Go No Go

Thirty years ago, while shooting a story in eastern Turkey, photographer Ad van Denderen saw a brand new phenomenon: the start of today's massive migration.
Until then the world's poorest and most persecuted had fled to neighbouring countries when disaster struck. There they waited in refugee camps until they could go back home.
But in 1986, Van Denderen saw hostels full of young men who had absolutely no intention of going back. Their horizon was totally different. The immigrants wanted a better life and were on their way to Europe.

In Go No Go Van Denderen leads us along the edges of Europe where immigrants try to reach the West along smugglers’ paths, with varying success. He takes us to the police stations and refugee centres where, surrounded by their massive files, investigators try to determine the identities of the refugees. He shows us how men kill time in hostels until a band of smugglers can get them over the umpteenth border.

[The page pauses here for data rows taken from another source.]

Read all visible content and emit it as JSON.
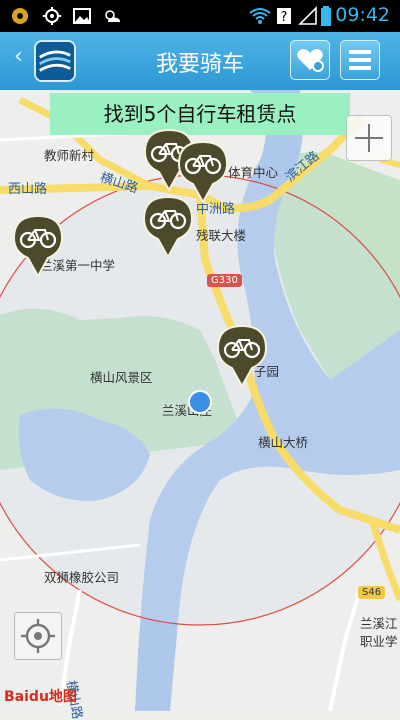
{
  "status_bar": {
    "time": "09:42"
  },
  "header": {
    "title": "我要骑车",
    "back_glyph": "‹"
  },
  "banner": {
    "text": "找到5个自行车租赁点"
  },
  "map": {
    "places": [
      {
        "key": "jiaoshi",
        "text": "教师新村"
      },
      {
        "key": "xishan",
        "text": "西山路"
      },
      {
        "key": "tiyu",
        "text": "体育中心"
      },
      {
        "key": "canlian",
        "text": "残联大楼"
      },
      {
        "key": "lanxi1",
        "text": "兰溪第一中学"
      },
      {
        "key": "hengshan_fj",
        "text": "横山风景区"
      },
      {
        "key": "lanhe",
        "text": "兰溪山庄"
      },
      {
        "key": "ziyuan",
        "text": "子园"
      },
      {
        "key": "bridge",
        "text": "横山大桥"
      },
      {
        "key": "shuangshi",
        "text": "双狮橡胶公司"
      },
      {
        "key": "vocational1",
        "text": "兰溪江"
      },
      {
        "key": "vocational2",
        "text": "职业学"
      }
    ],
    "roads": [
      {
        "key": "hengshan",
        "text": "横山路"
      },
      {
        "key": "zhongzhou",
        "text": "中洲路"
      },
      {
        "key": "binjiang",
        "text": "滨江路"
      },
      {
        "key": "hengshan_v",
        "text": "横山路"
      }
    ],
    "shields": {
      "g330": "G330",
      "s46": "S46"
    },
    "bike_stations": 5,
    "attribution": "Baidu地图"
  },
  "colors": {
    "header": "#3aa2da",
    "banner": "#9bf0c1",
    "pin": "#4d4a2c",
    "radius": "#e04a44",
    "water": "#aec8ec",
    "green": "#c4e3c6",
    "road": "#f7dc6a"
  }
}
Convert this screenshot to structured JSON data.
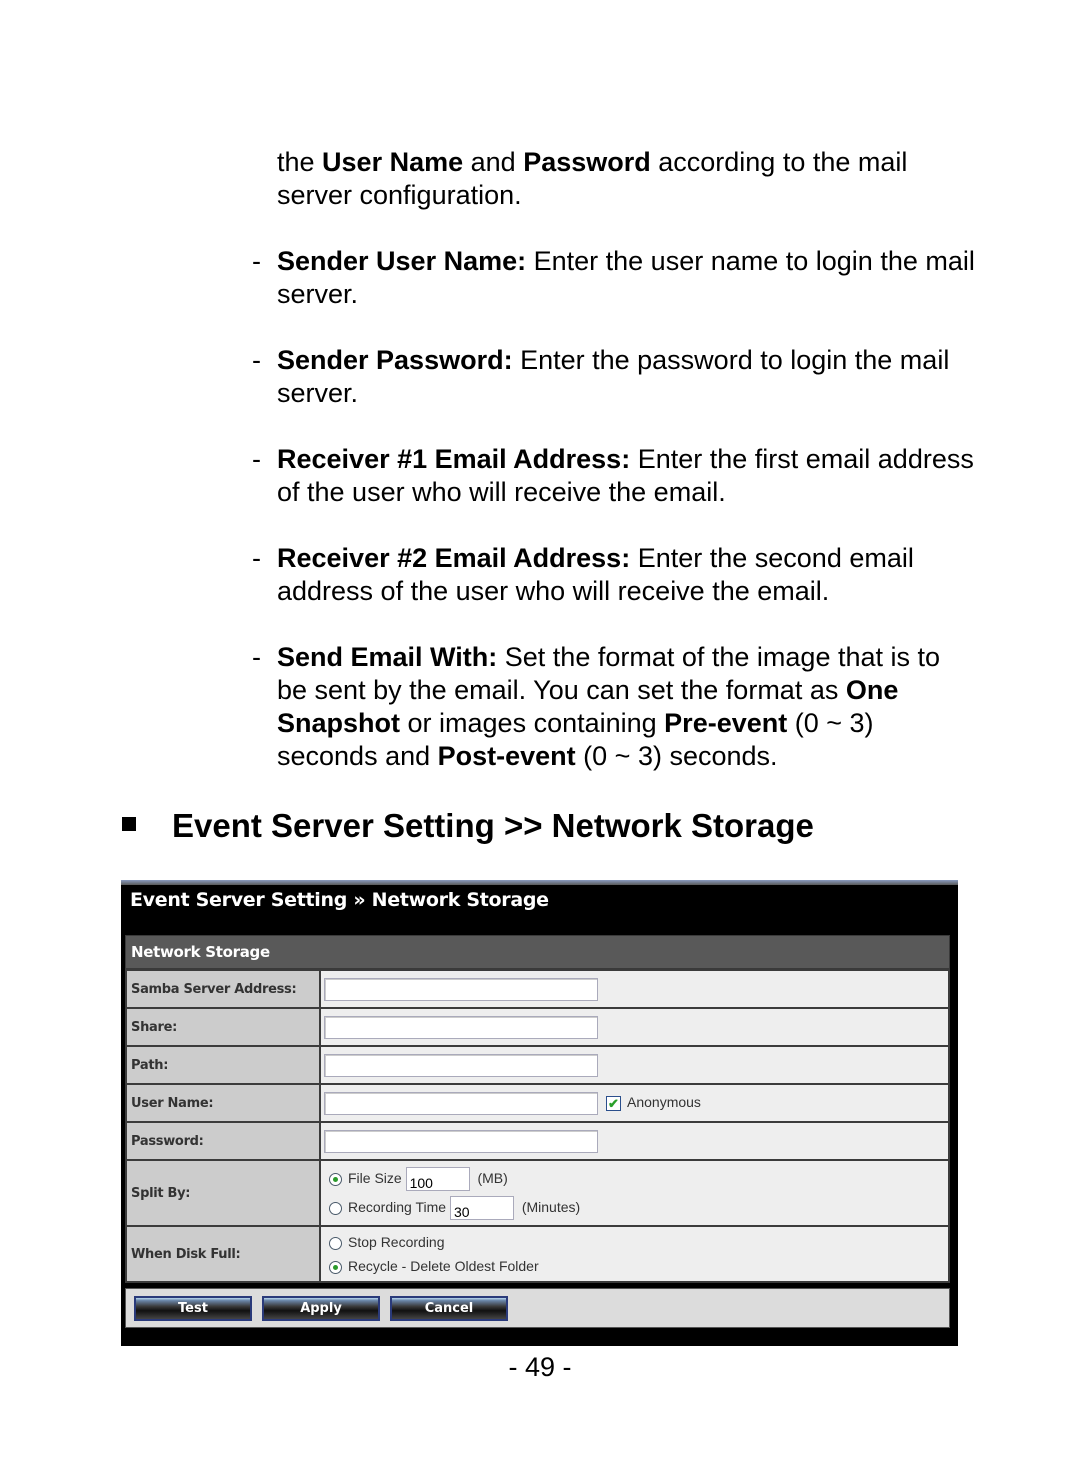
{
  "doc": {
    "intro": {
      "prefix": "the ",
      "bold1": "User Name",
      "mid": " and ",
      "bold2": "Password",
      "suffix": " according to the mail server configuration."
    },
    "items": [
      {
        "term": "Sender User Name:",
        "desc": " Enter the user name to login the mail server."
      },
      {
        "term": "Sender Password:",
        "desc": " Enter the password to login the mail server."
      },
      {
        "term": "Receiver #1 Email Address:",
        "desc": " Enter the first email address of the user who will receive the email."
      },
      {
        "term": "Receiver #2 Email Address:",
        "desc": " Enter the second email address of the user who will receive the email."
      }
    ],
    "send_email": {
      "term": "Send Email With:",
      "desc1": " Set the format of the image that is to be sent by the email. You can set the format as ",
      "b1": "One Snapshot",
      "desc2": " or images containing ",
      "b2": "Pre-event",
      "desc3": " (0 ~ 3) seconds and ",
      "b3": "Post-event",
      "desc4": " (0 ~ 3) seconds."
    },
    "dash": "-",
    "section_heading": "Event Server Setting >> Network Storage",
    "page_number": "- 49 -"
  },
  "ui": {
    "title": "Event Server Setting » Network Storage",
    "section": "Network Storage",
    "fields": {
      "samba_label": "Samba Server Address:",
      "samba_value": "",
      "share_label": "Share:",
      "share_value": "",
      "path_label": "Path:",
      "path_value": "",
      "username_label": "User Name:",
      "username_value": "",
      "anonymous_label": "Anonymous",
      "anonymous_checked": true,
      "password_label": "Password:",
      "password_value": "",
      "split_label": "Split By:",
      "split_filesize_label": "File Size",
      "split_filesize_value": "100",
      "split_filesize_unit": "(MB)",
      "split_time_label": "Recording Time",
      "split_time_value": "30",
      "split_time_unit": "(Minutes)",
      "split_selected": "File Size",
      "diskfull_label": "When Disk Full:",
      "diskfull_stop_label": "Stop Recording",
      "diskfull_recycle_label": "Recycle - Delete Oldest Folder",
      "diskfull_selected": "Recycle - Delete Oldest Folder"
    },
    "buttons": {
      "test": "Test",
      "apply": "Apply",
      "cancel": "Cancel"
    },
    "check_glyph": "✔"
  }
}
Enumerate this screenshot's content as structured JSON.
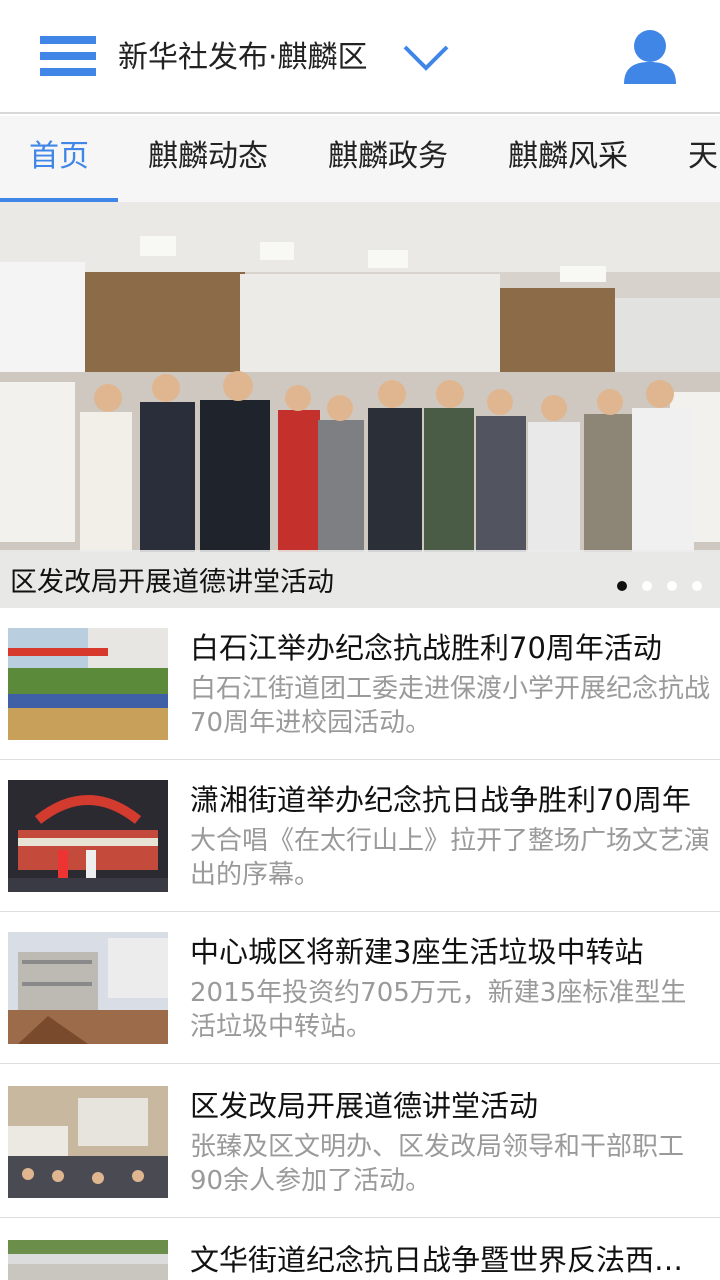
{
  "header": {
    "title": "新华社发布·麒麟区",
    "menu_icon": "hamburger-menu-icon",
    "dropdown_icon": "chevron-down-icon",
    "user_icon": "user-profile-icon",
    "accent_color": "#3f86e6"
  },
  "tabs": [
    {
      "label": "首页",
      "active": true
    },
    {
      "label": "麒麟动态",
      "active": false
    },
    {
      "label": "麒麟政务",
      "active": false
    },
    {
      "label": "麒麟风采",
      "active": false
    },
    {
      "label": "天",
      "active": false
    }
  ],
  "banner": {
    "caption": "区发改局开展道德讲堂活动",
    "slide_count": 4,
    "active_slide": 1
  },
  "news": [
    {
      "title": "白石江举办纪念抗战胜利70周年活动",
      "desc": "白石江街道团工委走进保渡小学开展纪念抗战70周年进校园活动。"
    },
    {
      "title": "潇湘街道举办纪念抗日战争胜利70周年",
      "desc": "大合唱《在太行山上》拉开了整场广场文艺演出的序幕。"
    },
    {
      "title": "中心城区将新建3座生活垃圾中转站",
      "desc": "2015年投资约705万元，新建3座标准型生活垃圾中转站。"
    },
    {
      "title": "区发改局开展道德讲堂活动",
      "desc": "张臻及区文明办、区发改局领导和干部职工90余人参加了活动。"
    },
    {
      "title": "文华街道纪念抗日战争暨世界反法西斯战争胜利",
      "desc": ""
    }
  ]
}
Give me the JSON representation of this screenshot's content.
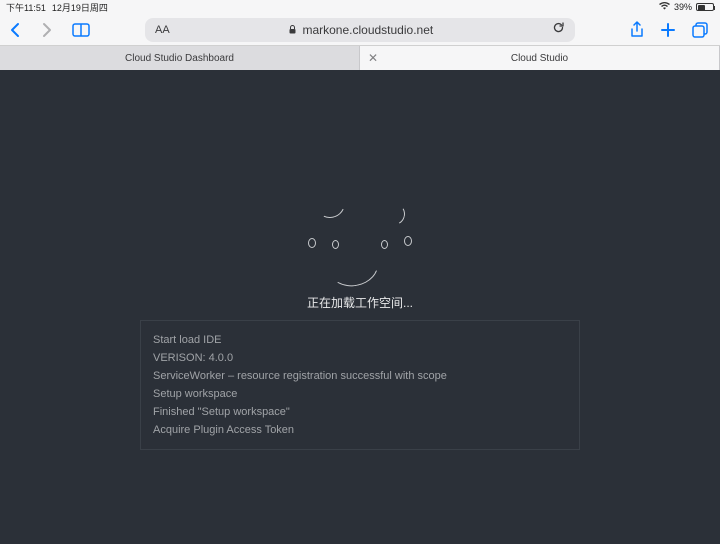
{
  "status": {
    "time": "下午11:51",
    "date": "12月19日周四",
    "battery_pct": "39%"
  },
  "toolbar": {
    "address_text": "markone.cloudstudio.net",
    "text_size": "AA"
  },
  "tabs": [
    {
      "label": "Cloud Studio Dashboard",
      "active": false
    },
    {
      "label": "Cloud Studio",
      "active": true
    }
  ],
  "loading": {
    "message": "正在加载工作空间..."
  },
  "log": [
    "Start load IDE",
    "VERISON: 4.0.0",
    "ServiceWorker – resource registration successful with scope",
    "Setup workspace",
    "Finished \"Setup workspace\"",
    "Acquire Plugin Access Token"
  ]
}
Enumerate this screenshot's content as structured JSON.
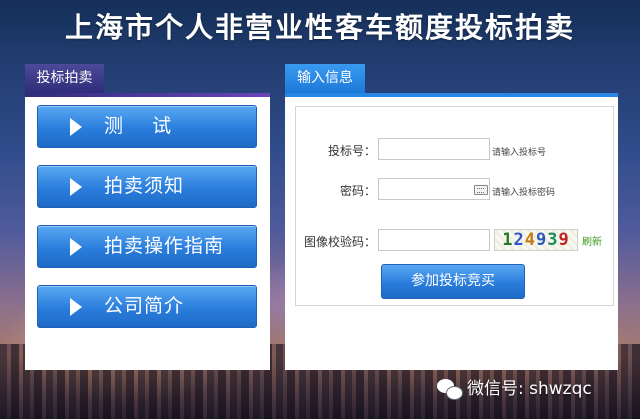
{
  "page": {
    "title": "上海市个人非营业性客车额度投标拍卖"
  },
  "left_panel": {
    "tab_label": "投标拍卖",
    "buttons": [
      {
        "label": "测    试"
      },
      {
        "label": "拍卖须知"
      },
      {
        "label": "拍卖操作指南"
      },
      {
        "label": "公司简介"
      }
    ]
  },
  "right_panel": {
    "tab_label": "输入信息",
    "form": {
      "bid_number": {
        "label": "投标号：",
        "value": "",
        "hint": "请输入投标号"
      },
      "password": {
        "label": "密码：",
        "value": "",
        "hint": "请输入投标密码"
      },
      "captcha": {
        "label": "图像校验码：",
        "value": "",
        "image_text": "124939",
        "refresh_label": "刷新"
      },
      "submit_label": "参加投标竞买"
    }
  },
  "watermark": {
    "text": "微信号: shwzqc"
  },
  "colors": {
    "button_blue": "#2a7ddc",
    "left_tab": "#3a3888",
    "right_tab": "#2786e4",
    "refresh_green": "#3a9a1a"
  }
}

He follows the refugees right up to the barbed wire by the rail tunnel at Calais, where they cut their way through and continue until they are confronted with the next fence laced with barbed wire.

publication: Go No Go

North African immigrants, Punta Paloma, Spain, 2001
Immigrants put ashore by Moroccan smugglers, Punta Paloma, Spain, 2001
Punta Paloma, Spain, 2001
Moroccan immigrants in the dunes, Punta Paloma, Spain, 2001
Kurd from Iraq, Athens, Greece, 1998
Immigrants marking their place for a meal by the Greek Orthodox Church, Athens, Greece, 1998
Germans in front of an asylumcenter, Quedlinburg, 1992
Kurdish and Afghan refugees at the Red Cross reception center, Sangatte, France, 2002
Red Cross reception center, Sangatte, France, 2002
X-ray from a sycoscan reveal the presence of immigrants, Calais, France, 2000
Prostitute near Naples, Italy, 1999
Albanian agricultural workers in a guesthouse, Casaluce, Italy, 1999
Turks in a guesthouse, Winterslag, Belgium, 1988